Khadija Aziz‘s stop-motion animation, Smocking a Smock (2021) – whose final form is an animated GIF – also speaks to us about the reinvestment of the object and its possible states through the intertwining of materiality and immateriality, the real and the virtual. The work shows the process of a textile stitching technique called “smocking”, which allows a fabric to stretch without elastics while giving it a particular dimensional design. The artist first created a simple smocking pattern on white cotton. This was then scanned flat, generating a slight visual glitch. The distorted image that emerged was then enlarged and digitally printed onto cotton sateen, resetting the original dimensional fabric. In this GIF, the artist uses thread and needle on the printed fabric to further distort the digital imagery by replicating the original smocking pattern. The work highlights how the hybridity between the real and the virtual modifies not only the object itself but also our perception of it. The repetition, the redoubling of techniques, and the superimposition of the digital on the material generate an effect of spectral splitting that blurs and enlightens the reading all at once.

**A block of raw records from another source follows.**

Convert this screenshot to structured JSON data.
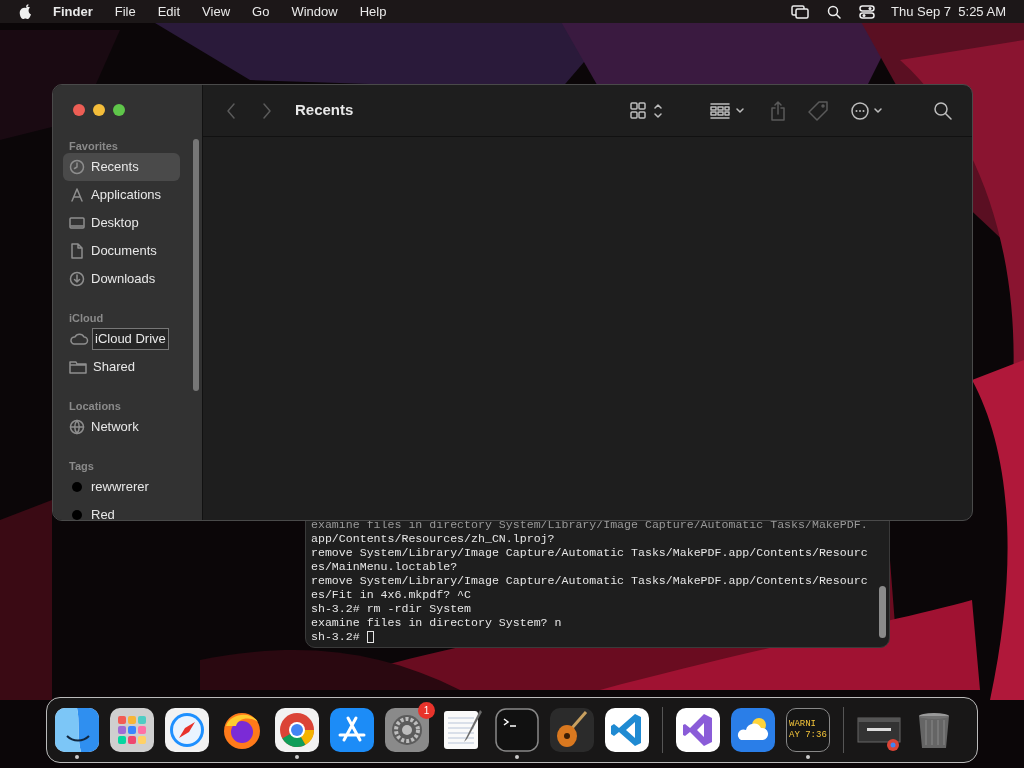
{
  "menu_bar": {
    "app": "Finder",
    "menus": [
      "File",
      "Edit",
      "View",
      "Go",
      "Window",
      "Help"
    ],
    "clock": "Thu Sep 7  5:25 AM"
  },
  "finder": {
    "title": "Recents",
    "toolbar": [
      {
        "kind": "back",
        "disabled": true
      },
      {
        "kind": "forward",
        "disabled": true
      },
      {
        "kind": "view",
        "disabled": false
      },
      {
        "kind": "group",
        "disabled": false
      },
      {
        "kind": "share",
        "disabled": true
      },
      {
        "kind": "tag",
        "disabled": true
      },
      {
        "kind": "more",
        "disabled": false
      },
      {
        "kind": "search",
        "disabled": false
      }
    ],
    "sidebar": [
      {
        "heading": "Favorites",
        "items": [
          {
            "label": "Recents",
            "kind": "clock",
            "selected": true,
            "editing": false
          },
          {
            "label": "Applications",
            "kind": "apps",
            "selected": false,
            "editing": false
          },
          {
            "label": "Desktop",
            "kind": "desktop",
            "selected": false,
            "editing": false
          },
          {
            "label": "Documents",
            "kind": "doc",
            "selected": false,
            "editing": false
          },
          {
            "label": "Downloads",
            "kind": "download",
            "selected": false,
            "editing": false
          }
        ]
      },
      {
        "heading": "iCloud",
        "items": [
          {
            "label": "iCloud Drive",
            "kind": "cloud",
            "selected": false,
            "editing": true
          },
          {
            "label": "Shared",
            "kind": "folder",
            "selected": false,
            "editing": false
          }
        ]
      },
      {
        "heading": "Locations",
        "items": [
          {
            "label": "Network",
            "kind": "globe",
            "selected": false,
            "editing": false
          }
        ]
      },
      {
        "heading": "Tags",
        "items": [
          {
            "label": "rewwrerer",
            "kind": "tag",
            "color": "#000000",
            "selected": false,
            "editing": false
          },
          {
            "label": "Red",
            "kind": "tag",
            "color": "#000000",
            "selected": false,
            "editing": false
          }
        ]
      }
    ]
  },
  "terminal": {
    "lines": [
      "examine files in directory System/Library/Image Capture/Automatic Tasks/MakePDF.",
      "app/Contents/Resources/zh_CN.lproj?",
      "remove System/Library/Image Capture/Automatic Tasks/MakePDF.app/Contents/Resourc",
      "es/MainMenu.loctable?",
      "remove System/Library/Image Capture/Automatic Tasks/MakePDF.app/Contents/Resourc",
      "es/Fit in 4x6.mkpdf? ^C",
      "sh-3.2# rm -rdir System",
      "examine files in directory System? n",
      "sh-3.2#"
    ]
  },
  "dock": [
    {
      "kind": "finder",
      "running": true
    },
    {
      "kind": "launchpad",
      "running": false
    },
    {
      "kind": "safari",
      "running": false
    },
    {
      "kind": "firefox",
      "running": false
    },
    {
      "kind": "chrome",
      "running": true
    },
    {
      "kind": "appstore",
      "running": false
    },
    {
      "kind": "settings",
      "running": false,
      "badge": "1"
    },
    {
      "kind": "textedit",
      "running": false
    },
    {
      "kind": "terminal",
      "running": true
    },
    {
      "kind": "guitar",
      "running": false
    },
    {
      "kind": "vscode",
      "running": false
    },
    {
      "kind": "divider"
    },
    {
      "kind": "visualstudio",
      "running": false
    },
    {
      "kind": "weather",
      "running": false
    },
    {
      "kind": "console",
      "running": true,
      "lines": [
        "WARNI",
        "AY 7:36"
      ]
    },
    {
      "kind": "divider"
    },
    {
      "kind": "window",
      "running": false
    },
    {
      "kind": "trash",
      "running": false
    }
  ]
}
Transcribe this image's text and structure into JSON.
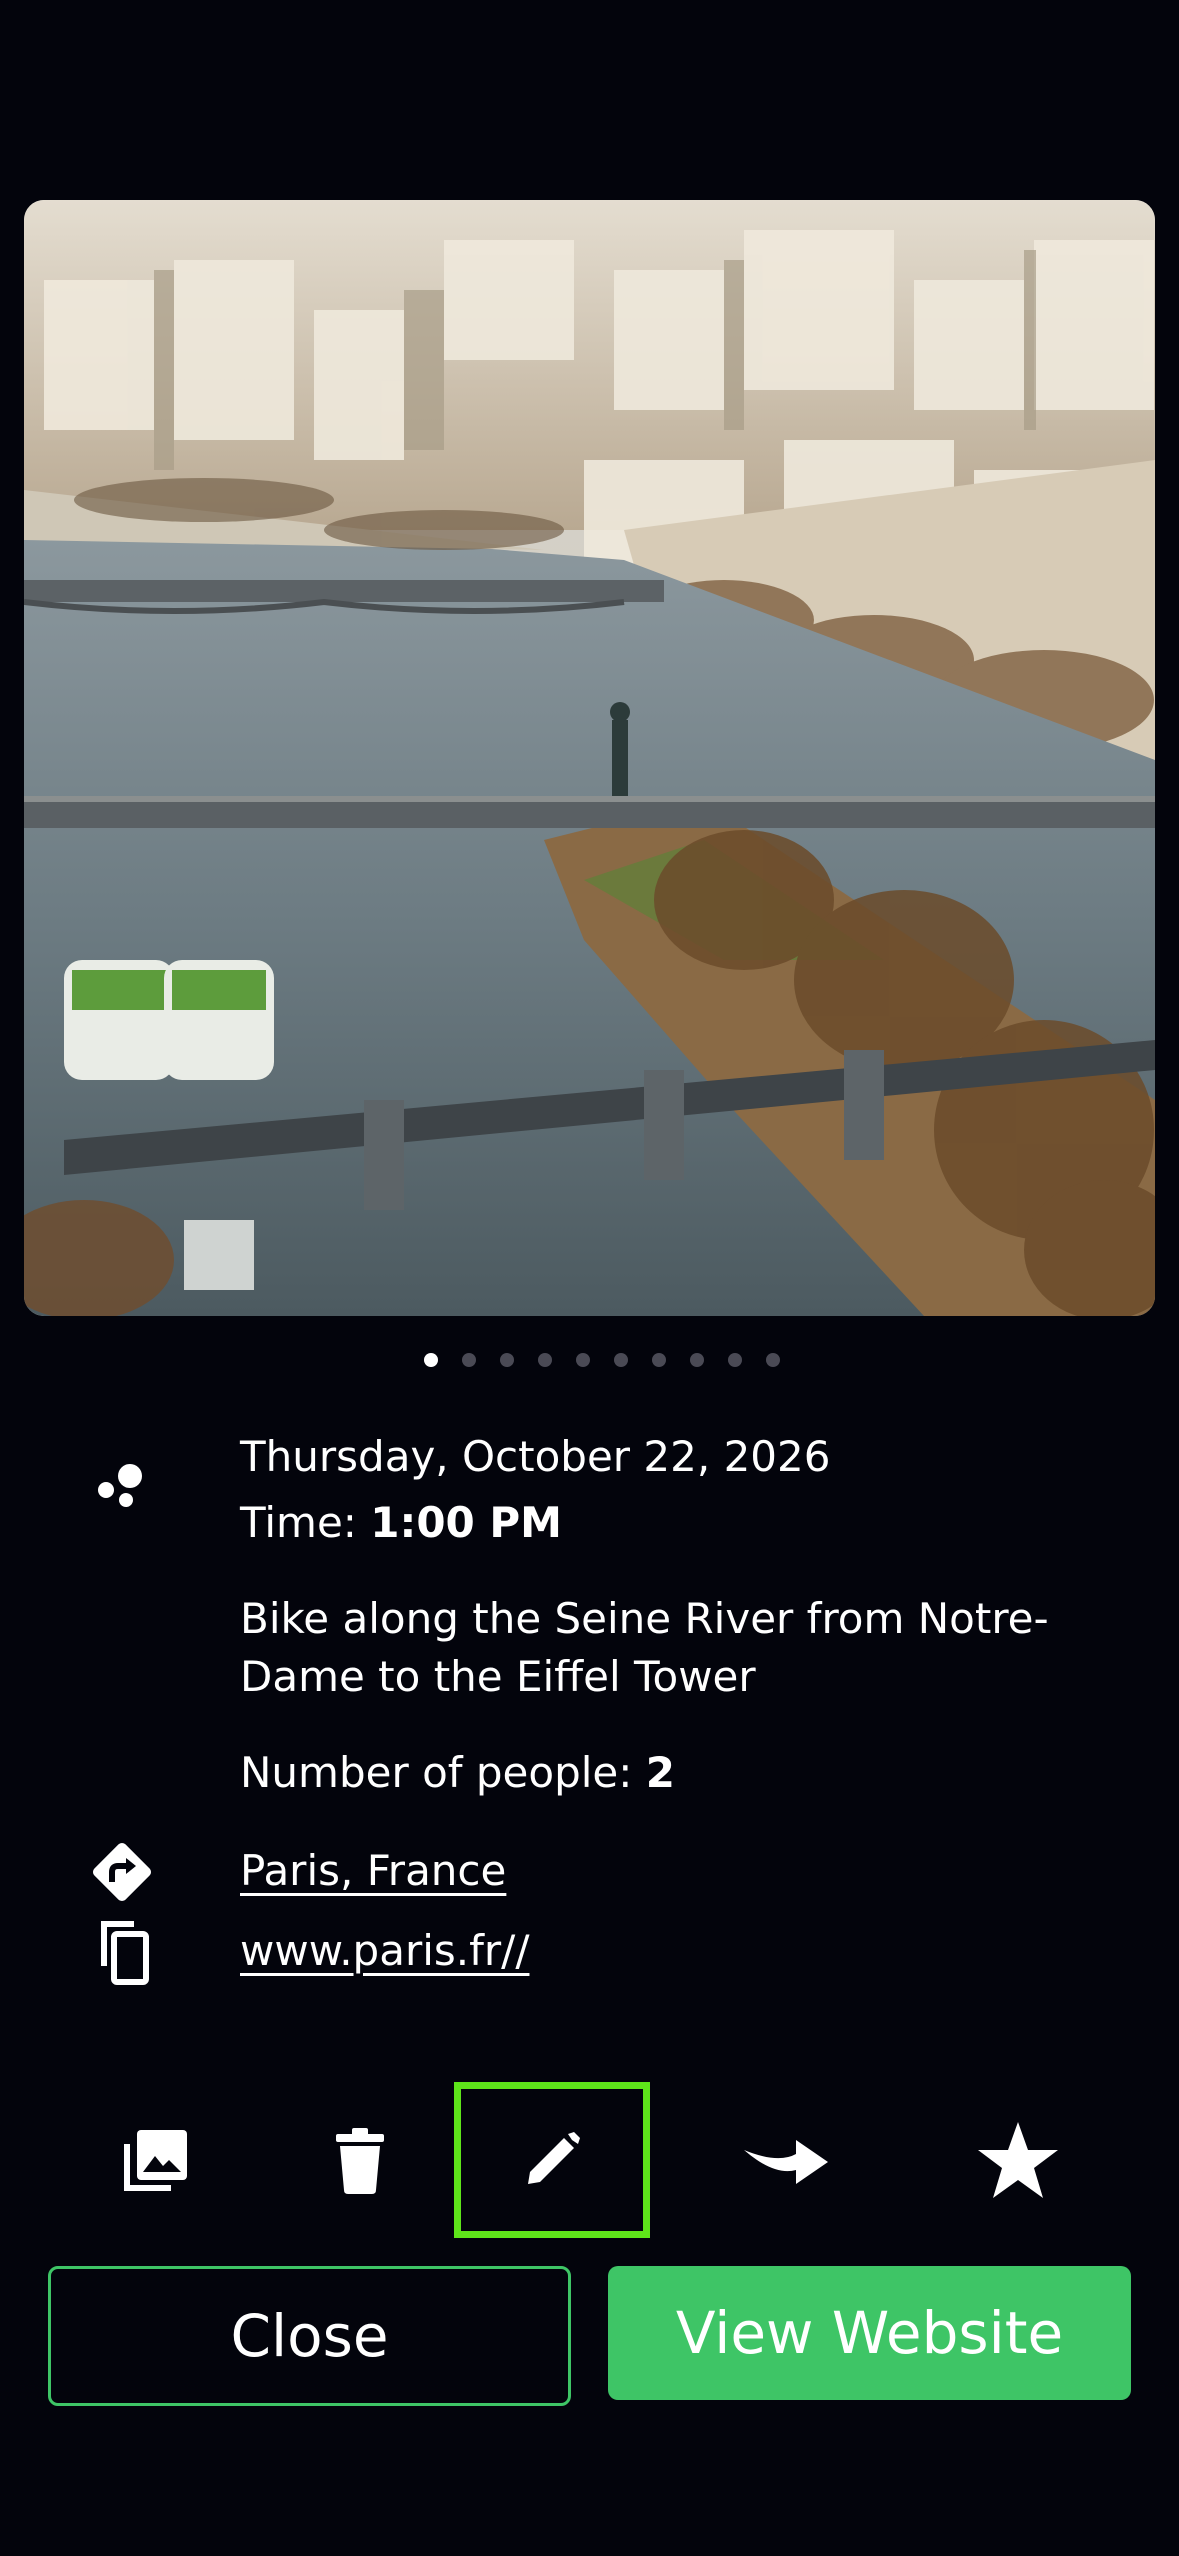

Catalog (2021), Philippe Internoscia‘s CGI animation video, shifts our assumptions about the primary perception of objects in relation to their formal referent. At first sight, we think that we recognize a form, a function. Then quickly we see that we do not see – or perhaps we see ghosts? Our almost immediate reflex to put a layer of meaning on an object in relation to what it really represents, creates here a blurring effect, not optical, but metaphysical: what is our real knowledge of this object? It is our perceptual nostalgia that is working. A kind of promotional display of apparently functional objects, but which turns out to be useless in the end, Catalog plunges us in a contemplation of our collective emotional memory. The delirious formal assembly of these objects make them specters of a reality that is both recognizable and elusive – the whole being reinforced by the presence of an invented writing: an erased lost language or unthought future. What is also brought to the forefront is our consumerist and productivist relationship to inducing meaning and needs in our relationship to our environments and what composes them. What if what makes sense – to use an Anglicism that accentuates the idea of a certain fabrication – can be sustained by continually escaping us?
The artist wishes to thank the Canada Council for the Arts for its financial support.
Exhibition’s photos credits : François Lafrance